Amid growing racial tensions and nationwide protests across the U.S., New York City Mayor Bill de Blasio during his press conference on July 27, 2020, hinted at reconsidering the official seal of New York City. De Blasio was responding to WCBS reporter Rich Lamb’s question about the seal’s relevance in the 21st century.
New York City’s official seal dates to a 1914 city commission that was responsible for choosing a seal and flag for the newly unified five boroughs. The seal depicts a colonial settler or a sailor in pantaloons holding a rope or plummet to be more precise, and a Native American in a loincloth with two eagle feathers and holding a bow, along with flour barrels, beavers, and a windmill reflecting the city’s history as the Dutch colony of New Amsterdam.
The city’s Department of Citywide Administrative Services identifies the settler as Dexter and the Native American as Sinister based on their positioning on the seal.

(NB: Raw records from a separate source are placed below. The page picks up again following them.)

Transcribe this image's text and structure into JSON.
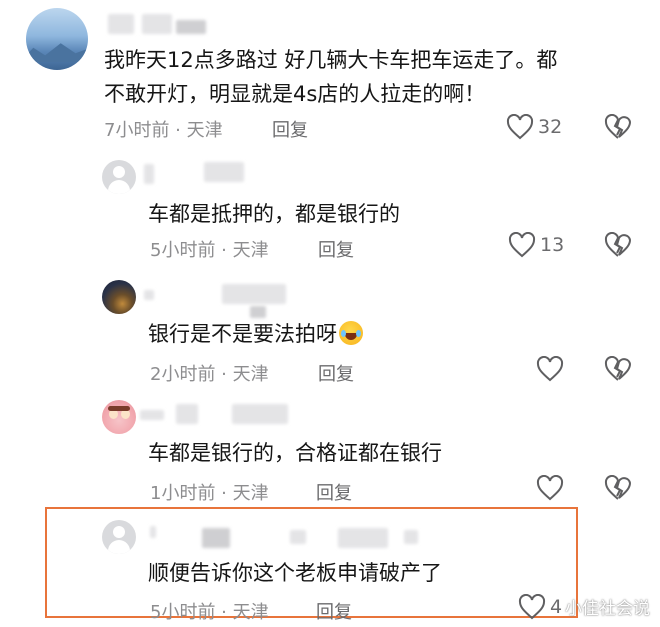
{
  "comments": [
    {
      "text_line1": "我昨天12点多路过 好几辆大卡车把车运走了。都",
      "text_line2": "不敢开灯，明显就是4s店的人拉走的啊！",
      "time": "7小时前 · 天津",
      "reply_label": "回复",
      "like_count": "32"
    },
    {
      "text": "车都是抵押的，都是银行的",
      "time": "5小时前 · 天津",
      "reply_label": "回复",
      "like_count": "13"
    },
    {
      "text": "银行是不是要法拍呀",
      "time": "2小时前 · 天津",
      "reply_label": "回复",
      "like_count": ""
    },
    {
      "text": "车都是银行的，合格证都在银行",
      "time": "1小时前 · 天津",
      "reply_label": "回复",
      "like_count": ""
    },
    {
      "text": "顺便告诉你这个老板申请破产了",
      "time": "5小时前 · 天津",
      "reply_label": "回复",
      "like_count": "4"
    }
  ],
  "watermark": "小佳社会说",
  "colors": {
    "highlight_border": "#e8743b",
    "meta_text": "#8d8d8f",
    "body_text": "#161616"
  },
  "icons": [
    "heart-icon",
    "dislike-broken-heart-icon",
    "laughing-tears-emoji"
  ]
}
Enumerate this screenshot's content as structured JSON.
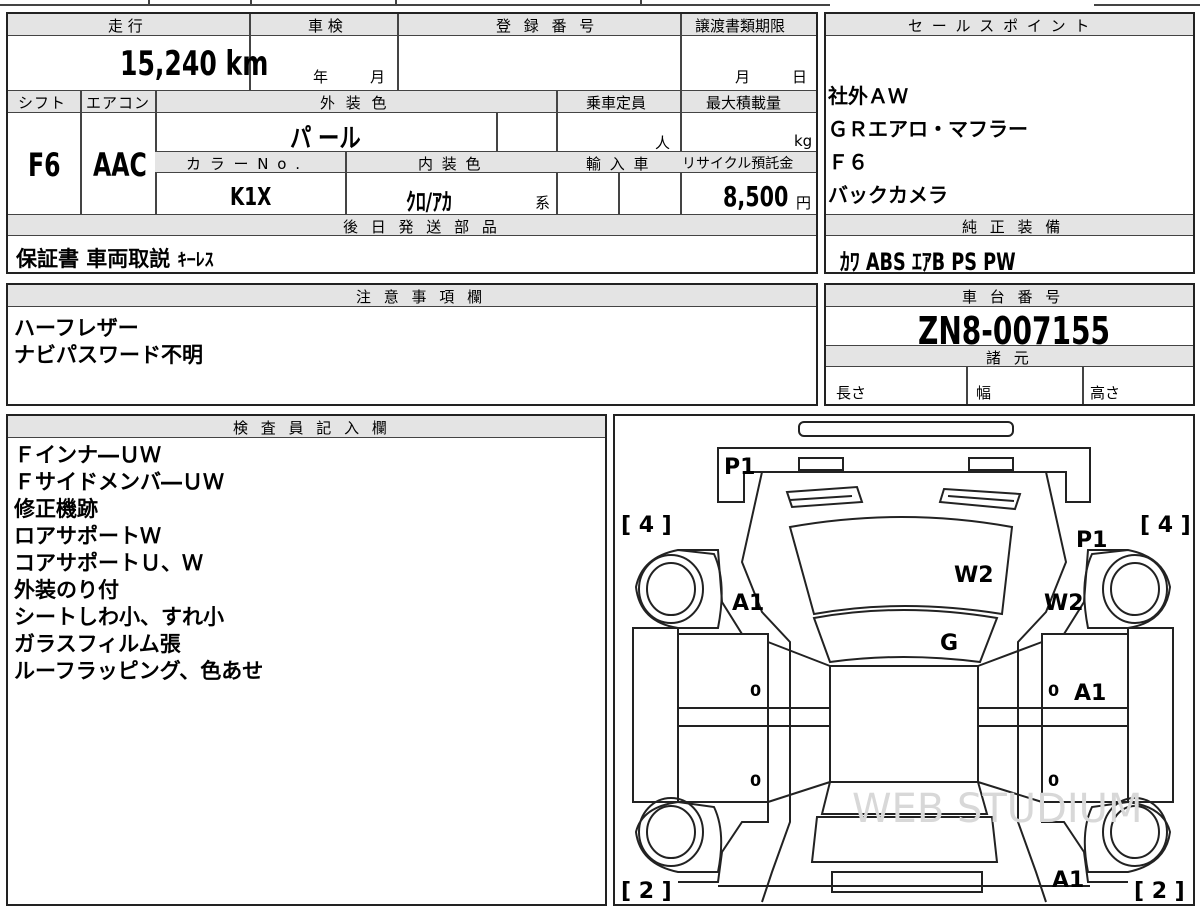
{
  "vehicle": {
    "mileage_label": "走 行",
    "mileage": "15,240",
    "mileage_unit": "km",
    "inspection_label": "車 検",
    "year_label": "年",
    "month_label": "月",
    "reg_label": "登 録 番 号",
    "transfer_label": "譲渡書類期限",
    "transfer_month": "月",
    "transfer_day": "日",
    "shift_label": "シフト",
    "ac_label": "エアコン",
    "color_label": "外 装 色",
    "capacity_label": "乗車定員",
    "load_label": "最大積載量",
    "shift": "F6",
    "ac": "AAC",
    "color": "パ ール",
    "capacity_unit": "人",
    "load_unit": "kg",
    "color_no_label": "カ ラ ー N o .",
    "interior_label": "内 装 色",
    "import_label": "輸 入 車",
    "recycle_label": "リサイクル預託金",
    "color_no": "K1X",
    "interior": "ｸﾛ/ｱｶ",
    "interior_suffix": "系",
    "recycle": "8,500",
    "recycle_unit": "円"
  },
  "later_parts": {
    "label": "後 日 発 送 部 品",
    "value_main": "保証書 車両取説",
    "value_small": "ｷｰﾚｽ"
  },
  "sales_points": {
    "label": "セ ー ル ス ポ イ ン ト",
    "items": [
      "社外ＡＷ",
      "ＧＲエアロ・マフラー",
      "Ｆ６",
      "バックカメラ"
    ]
  },
  "equipment": {
    "label": "純 正 装 備",
    "value": "ｶﾜ ABS ｴｱB PS PW"
  },
  "notes": {
    "label": "注 意 事 項 欄",
    "lines": [
      "ハーフレザー",
      "ナビパスワード不明"
    ]
  },
  "chassis": {
    "label": "車 台 番 号",
    "value": "ZN8-007155",
    "specs_label": "諸 元",
    "length_label": "長さ",
    "width_label": "幅",
    "height_label": "高さ"
  },
  "inspector": {
    "label": "検 査 員 記 入 欄",
    "lines": [
      "Ｆインナ―ＵＷ",
      "Ｆサイドメンバ―ＵＷ",
      "修正機跡",
      "ロアサポートＷ",
      "コアサポートＵ、Ｗ",
      "外装のり付",
      "シートしわ小、すれ小",
      "ガラスフィルム張",
      "ルーフラッピング、色あせ"
    ]
  },
  "diagram": {
    "marks": [
      "P1",
      "[ 4 ]",
      "[ 4 ]",
      "P1",
      "W2",
      "A1",
      "W2",
      "G",
      "A1",
      "0",
      "0",
      "0",
      "0",
      "[ 2 ]",
      "A1",
      "[ 2 ]"
    ],
    "watermark": "WEB STUDIUM"
  }
}
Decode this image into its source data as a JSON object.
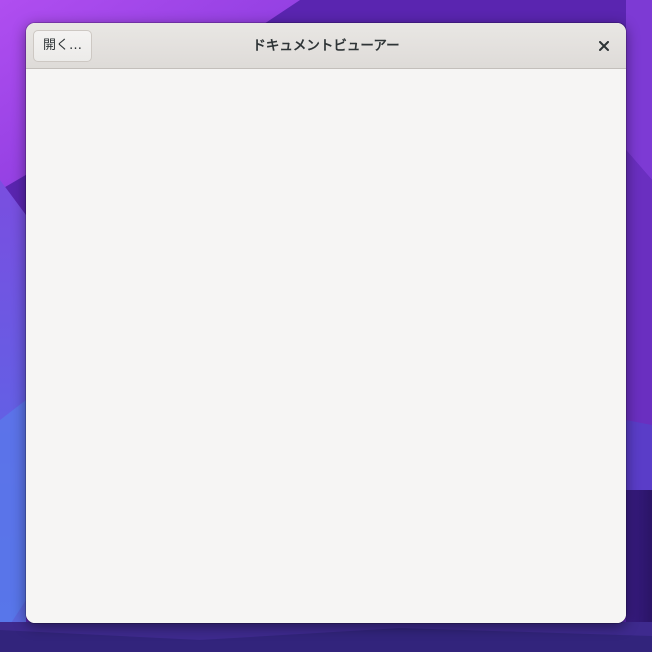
{
  "window": {
    "title": "ドキュメントビューアー"
  },
  "headerbar": {
    "open_label": "開く…",
    "close_icon": "close-icon"
  },
  "colors": {
    "headerbar_bg": "#e1dedb",
    "content_bg": "#f6f5f4",
    "title_text": "#2e3436"
  }
}
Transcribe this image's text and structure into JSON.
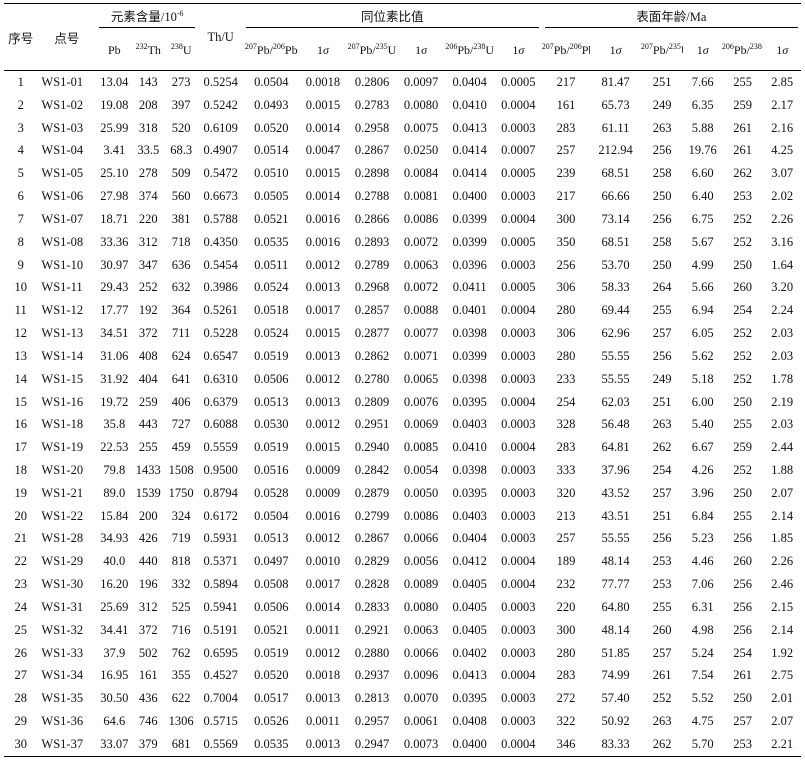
{
  "headers": {
    "no": "序号",
    "spot": "点号",
    "content_group": "元素含量/10",
    "content_group_sup": "-6",
    "th_u": "Th/U",
    "ratio_group": "同位素比值",
    "age_group": "表面年龄/Ma",
    "pb": "Pb",
    "th232_sup": "232",
    "th232": "Th",
    "u238_sup": "238",
    "u238": "U",
    "r76_sup_a": "207",
    "r76_a": "Pb/",
    "r76_sup_b": "206",
    "r76_b": "Pb",
    "one": "1",
    "sigma": "σ",
    "r75_sup_a": "207",
    "r75_a": "Pb/",
    "r75_sup_b": "235",
    "r75_b": "U",
    "r68_sup_a": "206",
    "r68_a": "Pb/",
    "r68_sup_b": "238",
    "r68_b": "U"
  },
  "rows": [
    [
      "1",
      "WS1-01",
      "13.04",
      "143",
      "273",
      "0.5254",
      "0.0504",
      "0.0018",
      "0.2806",
      "0.0097",
      "0.0404",
      "0.0005",
      "217",
      "81.47",
      "251",
      "7.66",
      "255",
      "2.85"
    ],
    [
      "2",
      "WS1-02",
      "19.08",
      "208",
      "397",
      "0.5242",
      "0.0493",
      "0.0015",
      "0.2783",
      "0.0080",
      "0.0410",
      "0.0004",
      "161",
      "65.73",
      "249",
      "6.35",
      "259",
      "2.17"
    ],
    [
      "3",
      "WS1-03",
      "25.99",
      "318",
      "520",
      "0.6109",
      "0.0520",
      "0.0014",
      "0.2958",
      "0.0075",
      "0.0413",
      "0.0003",
      "283",
      "61.11",
      "263",
      "5.88",
      "261",
      "2.16"
    ],
    [
      "4",
      "WS1-04",
      "3.41",
      "33.5",
      "68.3",
      "0.4907",
      "0.0514",
      "0.0047",
      "0.2867",
      "0.0250",
      "0.0414",
      "0.0007",
      "257",
      "212.94",
      "256",
      "19.76",
      "261",
      "4.25"
    ],
    [
      "5",
      "WS1-05",
      "25.10",
      "278",
      "509",
      "0.5472",
      "0.0510",
      "0.0015",
      "0.2898",
      "0.0084",
      "0.0414",
      "0.0005",
      "239",
      "68.51",
      "258",
      "6.60",
      "262",
      "3.07"
    ],
    [
      "6",
      "WS1-06",
      "27.98",
      "374",
      "560",
      "0.6673",
      "0.0505",
      "0.0014",
      "0.2788",
      "0.0081",
      "0.0400",
      "0.0003",
      "217",
      "66.66",
      "250",
      "6.40",
      "253",
      "2.02"
    ],
    [
      "7",
      "WS1-07",
      "18.71",
      "220",
      "381",
      "0.5788",
      "0.0521",
      "0.0016",
      "0.2866",
      "0.0086",
      "0.0399",
      "0.0004",
      "300",
      "73.14",
      "256",
      "6.75",
      "252",
      "2.26"
    ],
    [
      "8",
      "WS1-08",
      "33.36",
      "312",
      "718",
      "0.4350",
      "0.0535",
      "0.0016",
      "0.2893",
      "0.0072",
      "0.0399",
      "0.0005",
      "350",
      "68.51",
      "258",
      "5.67",
      "252",
      "3.16"
    ],
    [
      "9",
      "WS1-10",
      "30.97",
      "347",
      "636",
      "0.5454",
      "0.0511",
      "0.0012",
      "0.2789",
      "0.0063",
      "0.0396",
      "0.0003",
      "256",
      "53.70",
      "250",
      "4.99",
      "250",
      "1.64"
    ],
    [
      "10",
      "WS1-11",
      "29.43",
      "252",
      "632",
      "0.3986",
      "0.0524",
      "0.0013",
      "0.2968",
      "0.0072",
      "0.0411",
      "0.0005",
      "306",
      "58.33",
      "264",
      "5.66",
      "260",
      "3.20"
    ],
    [
      "11",
      "WS1-12",
      "17.77",
      "192",
      "364",
      "0.5261",
      "0.0518",
      "0.0017",
      "0.2857",
      "0.0088",
      "0.0401",
      "0.0004",
      "280",
      "69.44",
      "255",
      "6.94",
      "254",
      "2.24"
    ],
    [
      "12",
      "WS1-13",
      "34.51",
      "372",
      "711",
      "0.5228",
      "0.0524",
      "0.0015",
      "0.2877",
      "0.0077",
      "0.0398",
      "0.0003",
      "306",
      "62.96",
      "257",
      "6.05",
      "252",
      "2.03"
    ],
    [
      "13",
      "WS1-14",
      "31.06",
      "408",
      "624",
      "0.6547",
      "0.0519",
      "0.0013",
      "0.2862",
      "0.0071",
      "0.0399",
      "0.0003",
      "280",
      "55.55",
      "256",
      "5.62",
      "252",
      "2.03"
    ],
    [
      "14",
      "WS1-15",
      "31.92",
      "404",
      "641",
      "0.6310",
      "0.0506",
      "0.0012",
      "0.2780",
      "0.0065",
      "0.0398",
      "0.0003",
      "233",
      "55.55",
      "249",
      "5.18",
      "252",
      "1.78"
    ],
    [
      "15",
      "WS1-16",
      "19.72",
      "259",
      "406",
      "0.6379",
      "0.0513",
      "0.0013",
      "0.2809",
      "0.0076",
      "0.0395",
      "0.0004",
      "254",
      "62.03",
      "251",
      "6.00",
      "250",
      "2.19"
    ],
    [
      "16",
      "WS1-18",
      "35.8",
      "443",
      "727",
      "0.6088",
      "0.0530",
      "0.0012",
      "0.2951",
      "0.0069",
      "0.0403",
      "0.0003",
      "328",
      "56.48",
      "263",
      "5.40",
      "255",
      "2.03"
    ],
    [
      "17",
      "WS1-19",
      "22.53",
      "255",
      "459",
      "0.5559",
      "0.0519",
      "0.0015",
      "0.2940",
      "0.0085",
      "0.0410",
      "0.0004",
      "283",
      "64.81",
      "262",
      "6.67",
      "259",
      "2.44"
    ],
    [
      "18",
      "WS1-20",
      "79.8",
      "1433",
      "1508",
      "0.9500",
      "0.0516",
      "0.0009",
      "0.2842",
      "0.0054",
      "0.0398",
      "0.0003",
      "333",
      "37.96",
      "254",
      "4.26",
      "252",
      "1.88"
    ],
    [
      "19",
      "WS1-21",
      "89.0",
      "1539",
      "1750",
      "0.8794",
      "0.0528",
      "0.0009",
      "0.2879",
      "0.0050",
      "0.0395",
      "0.0003",
      "320",
      "43.52",
      "257",
      "3.96",
      "250",
      "2.07"
    ],
    [
      "20",
      "WS1-22",
      "15.84",
      "200",
      "324",
      "0.6172",
      "0.0504",
      "0.0016",
      "0.2799",
      "0.0086",
      "0.0403",
      "0.0003",
      "213",
      "43.51",
      "251",
      "6.84",
      "255",
      "2.14"
    ],
    [
      "21",
      "WS1-28",
      "34.93",
      "426",
      "719",
      "0.5931",
      "0.0513",
      "0.0012",
      "0.2867",
      "0.0066",
      "0.0404",
      "0.0003",
      "257",
      "55.55",
      "256",
      "5.23",
      "256",
      "1.85"
    ],
    [
      "22",
      "WS1-29",
      "40.0",
      "440",
      "818",
      "0.5371",
      "0.0497",
      "0.0010",
      "0.2829",
      "0.0056",
      "0.0412",
      "0.0004",
      "189",
      "48.14",
      "253",
      "4.46",
      "260",
      "2.26"
    ],
    [
      "23",
      "WS1-30",
      "16.20",
      "196",
      "332",
      "0.5894",
      "0.0508",
      "0.0017",
      "0.2828",
      "0.0089",
      "0.0405",
      "0.0004",
      "232",
      "77.77",
      "253",
      "7.06",
      "256",
      "2.46"
    ],
    [
      "24",
      "WS1-31",
      "25.69",
      "312",
      "525",
      "0.5941",
      "0.0506",
      "0.0014",
      "0.2833",
      "0.0080",
      "0.0405",
      "0.0003",
      "220",
      "64.80",
      "255",
      "6.31",
      "256",
      "2.15"
    ],
    [
      "25",
      "WS1-32",
      "34.41",
      "372",
      "716",
      "0.5191",
      "0.0521",
      "0.0011",
      "0.2921",
      "0.0063",
      "0.0405",
      "0.0003",
      "300",
      "48.14",
      "260",
      "4.98",
      "256",
      "2.14"
    ],
    [
      "26",
      "WS1-33",
      "37.9",
      "502",
      "762",
      "0.6595",
      "0.0519",
      "0.0012",
      "0.2880",
      "0.0066",
      "0.0402",
      "0.0003",
      "280",
      "51.85",
      "257",
      "5.24",
      "254",
      "1.92"
    ],
    [
      "27",
      "WS1-34",
      "16.95",
      "161",
      "355",
      "0.4527",
      "0.0520",
      "0.0018",
      "0.2937",
      "0.0096",
      "0.0413",
      "0.0004",
      "283",
      "74.99",
      "261",
      "7.54",
      "261",
      "2.75"
    ],
    [
      "28",
      "WS1-35",
      "30.50",
      "436",
      "622",
      "0.7004",
      "0.0517",
      "0.0013",
      "0.2813",
      "0.0070",
      "0.0395",
      "0.0003",
      "272",
      "57.40",
      "252",
      "5.52",
      "250",
      "2.01"
    ],
    [
      "29",
      "WS1-36",
      "64.6",
      "746",
      "1306",
      "0.5715",
      "0.0526",
      "0.0011",
      "0.2957",
      "0.0061",
      "0.0408",
      "0.0003",
      "322",
      "50.92",
      "263",
      "4.75",
      "257",
      "2.07"
    ],
    [
      "30",
      "WS1-37",
      "33.07",
      "379",
      "681",
      "0.5569",
      "0.0535",
      "0.0013",
      "0.2947",
      "0.0073",
      "0.0400",
      "0.0004",
      "346",
      "83.33",
      "262",
      "5.70",
      "253",
      "2.21"
    ]
  ]
}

Nationwide protests echoed with the Black Lives Matter movement have emerged following the deaths of Black Americans at the hands of police. These protests have put several historic symbols, including public art, monuments, flags, and statues which carry the legacy of slavery, racism, and colonialism in the U.S., under heavy scrutiny. And now people have started talking more openly about systematic racism and societal bias.
However, there is a difference of opinion among experts over de Blasio’s willingness.
Joe Baker, the executive director of the Lenape Center, is of the opinion that the seal ignores the controversial history of violence and destruction done by the settlers, so it should be changed.
Whereas Robert Snyder, the historian and professor emeritus of American studies at Rutgers University, opposes any alteration to historical artifacts, saying they hold historical significance and allow people to understand their past and the present.
De Blasio, who himself is a strong proponent of the Black Lives Matter movement, has already appointed a commission to reconsider some of the city’s statues with ongoing protests. He has promised in this case to appoint another commission to re-examine the New York City’s seal and decide if it is of any significance to the present situation.